Until 30 August 2021, Ikon, Birmingham

Red tinted photo of a seated person with eyes closed, with hands in fists resting on their knees
Fiona Larkin, My Dearie, 2017, video still.

Open Library: Co-commission Launch with Fiona Larkin 
a-n member Holly Argent leads this project in which the Women Artists of the North East Library has partnered with Middlesbrough Institute of Modern Art (MIMA) to co-commission artist Fiona Larkin to develop new work that responds to histories of women making art in the Tees Valley. The Women Artists of the North East Library brings together research and donated material to form a cultural resource that contributes to and records this history. Larkin’s six month research and development period kicks off with this event during which she will share elements of her practice and discuss her approach to the commission. Initial research for the project was supported by an a-n Time Space Money Bursary in 2020.
27 August 2021, 2 – 4pm, Middlesbrough Institute of Modern Art
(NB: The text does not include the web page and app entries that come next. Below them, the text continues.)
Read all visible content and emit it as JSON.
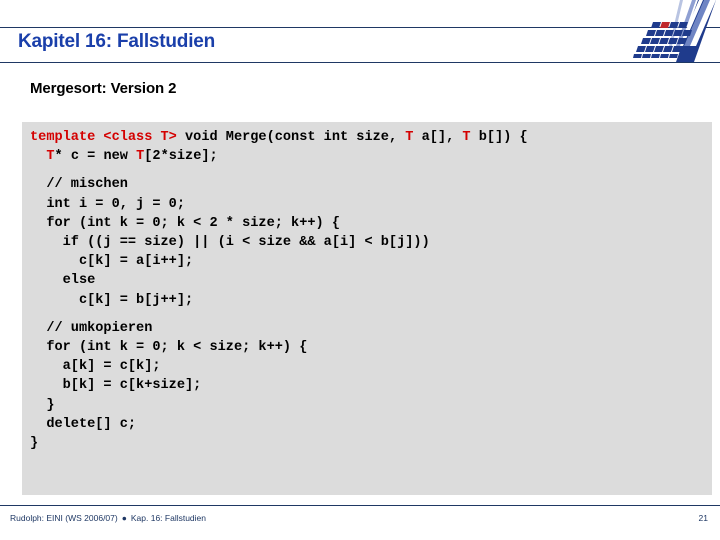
{
  "slide": {
    "title": "Kapitel 16: Fallstudien",
    "subtitle": "Mergesort: Version 2"
  },
  "logo": {
    "name": "university-logo",
    "colors": {
      "dark_blue": "#1f3b8c",
      "mid_blue": "#6f85c4",
      "light_blue": "#b9c4e2",
      "accent_red": "#c0282d",
      "white": "#ffffff"
    }
  },
  "code": {
    "language": "C++",
    "highlight_color": "#d40000",
    "text_color": "#000000",
    "background_color": "#dcdcdc",
    "lines": [
      {
        "tokens": [
          {
            "t": "template <class T>",
            "k": true
          },
          {
            "t": " void Merge(const int size, ",
            "k": false
          },
          {
            "t": "T",
            "k": true
          },
          {
            "t": " a[], ",
            "k": false
          },
          {
            "t": "T",
            "k": true
          },
          {
            "t": " b[]) {",
            "k": false
          }
        ]
      },
      {
        "tokens": [
          {
            "t": "  ",
            "k": false
          },
          {
            "t": "T",
            "k": true
          },
          {
            "t": "* c = new ",
            "k": false
          },
          {
            "t": "T",
            "k": true
          },
          {
            "t": "[2*size];",
            "k": false
          }
        ]
      },
      {
        "blank": true
      },
      {
        "tokens": [
          {
            "t": "  // mischen",
            "k": false
          }
        ]
      },
      {
        "tokens": [
          {
            "t": "  int i = 0, j = 0;",
            "k": false
          }
        ]
      },
      {
        "tokens": [
          {
            "t": "  for (int k = 0; k < 2 * size; k++) {",
            "k": false
          }
        ]
      },
      {
        "tokens": [
          {
            "t": "    if ((j == size) || (i < size && a[i] < b[j]))",
            "k": false
          }
        ]
      },
      {
        "tokens": [
          {
            "t": "      c[k] = a[i++];",
            "k": false
          }
        ]
      },
      {
        "tokens": [
          {
            "t": "    else",
            "k": false
          }
        ]
      },
      {
        "tokens": [
          {
            "t": "      c[k] = b[j++];",
            "k": false
          }
        ]
      },
      {
        "blank": true
      },
      {
        "tokens": [
          {
            "t": "  // umkopieren",
            "k": false
          }
        ]
      },
      {
        "tokens": [
          {
            "t": "  for (int k = 0; k < size; k++) {",
            "k": false
          }
        ]
      },
      {
        "tokens": [
          {
            "t": "    a[k] = c[k];",
            "k": false
          }
        ]
      },
      {
        "tokens": [
          {
            "t": "    b[k] = c[k+size];",
            "k": false
          }
        ]
      },
      {
        "tokens": [
          {
            "t": "  }",
            "k": false
          }
        ]
      },
      {
        "tokens": [
          {
            "t": "  delete[] c;",
            "k": false
          }
        ]
      },
      {
        "tokens": [
          {
            "t": "}",
            "k": false
          }
        ]
      }
    ]
  },
  "footer": {
    "author_course": "Rudolph: EINI (WS 2006/07)",
    "bullet": "●",
    "chapter": "Kap. 16: Fallstudien",
    "page_number": "21"
  }
}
A grid of black and white photocopies hanging from metal ring binder hoops. The central photocopy shows a hand on top of a page of a book
Ryan Gander and Jonathan P. Watts, The Annotated Reader, 2019, Quartz Studio, Turin. Photo: Beppe Giardino
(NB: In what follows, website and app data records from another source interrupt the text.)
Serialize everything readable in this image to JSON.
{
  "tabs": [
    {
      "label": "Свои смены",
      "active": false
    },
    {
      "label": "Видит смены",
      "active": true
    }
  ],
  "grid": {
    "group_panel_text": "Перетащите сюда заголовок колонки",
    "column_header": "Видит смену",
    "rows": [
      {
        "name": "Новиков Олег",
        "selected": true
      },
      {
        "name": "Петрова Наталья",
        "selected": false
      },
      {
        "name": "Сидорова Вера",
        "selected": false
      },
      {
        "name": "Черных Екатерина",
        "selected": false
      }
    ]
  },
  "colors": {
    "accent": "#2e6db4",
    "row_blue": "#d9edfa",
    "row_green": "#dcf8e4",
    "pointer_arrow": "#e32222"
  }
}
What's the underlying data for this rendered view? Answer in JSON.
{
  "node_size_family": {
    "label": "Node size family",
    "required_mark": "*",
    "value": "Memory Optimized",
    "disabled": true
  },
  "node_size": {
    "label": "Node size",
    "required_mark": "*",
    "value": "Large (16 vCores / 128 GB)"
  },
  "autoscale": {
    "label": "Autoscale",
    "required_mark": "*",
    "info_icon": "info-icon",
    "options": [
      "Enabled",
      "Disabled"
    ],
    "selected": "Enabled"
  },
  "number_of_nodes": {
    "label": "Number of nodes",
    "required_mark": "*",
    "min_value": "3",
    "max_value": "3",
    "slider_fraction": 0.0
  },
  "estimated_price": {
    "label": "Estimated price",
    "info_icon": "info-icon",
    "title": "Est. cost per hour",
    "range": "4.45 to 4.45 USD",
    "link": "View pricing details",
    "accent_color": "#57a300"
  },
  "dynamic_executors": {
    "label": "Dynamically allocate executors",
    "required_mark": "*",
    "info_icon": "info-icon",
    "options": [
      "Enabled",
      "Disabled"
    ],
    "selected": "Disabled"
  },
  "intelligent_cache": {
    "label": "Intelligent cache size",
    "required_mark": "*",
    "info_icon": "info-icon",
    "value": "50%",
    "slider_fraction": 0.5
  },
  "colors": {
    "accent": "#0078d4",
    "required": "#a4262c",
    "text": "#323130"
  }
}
The Annotated Reader and The Naming of Things
Conceived by Ryan Gander and Jonathan P. Watts, ‘The Annotated Reader’ is described as a publication-as-exhibition and exhibition-as-publication. It features 300 handwritten annotations and responses to the prompt: “Imagine you’ve missed your last train – what single piece of writing would you want with you for company in the small hours?”. The impressive list of creative contributors to the project include a-n members Holly Hendry and Bob and Roberta Smith, alongside Marina Abramović, Sarah Lucas, Hans Ulrich Obrist and Antony Gormley.

Coinciding with ‘The Annotated Reader’ is ‘The Naming of Things’, an exhibition featuring the work of selected Castlefield Gallery Associates, including a-n member Jessica Higgins, which explores the ‘unfixed and mutable potential of language’.
1 September – 3 October, Castlefield Gallery, Manchester

Top image: Lubna Chowdhary, Certain Times, 2021. Ceramic, 300x60x1cm. Photo: Alberto Balazs. Copyright: the artist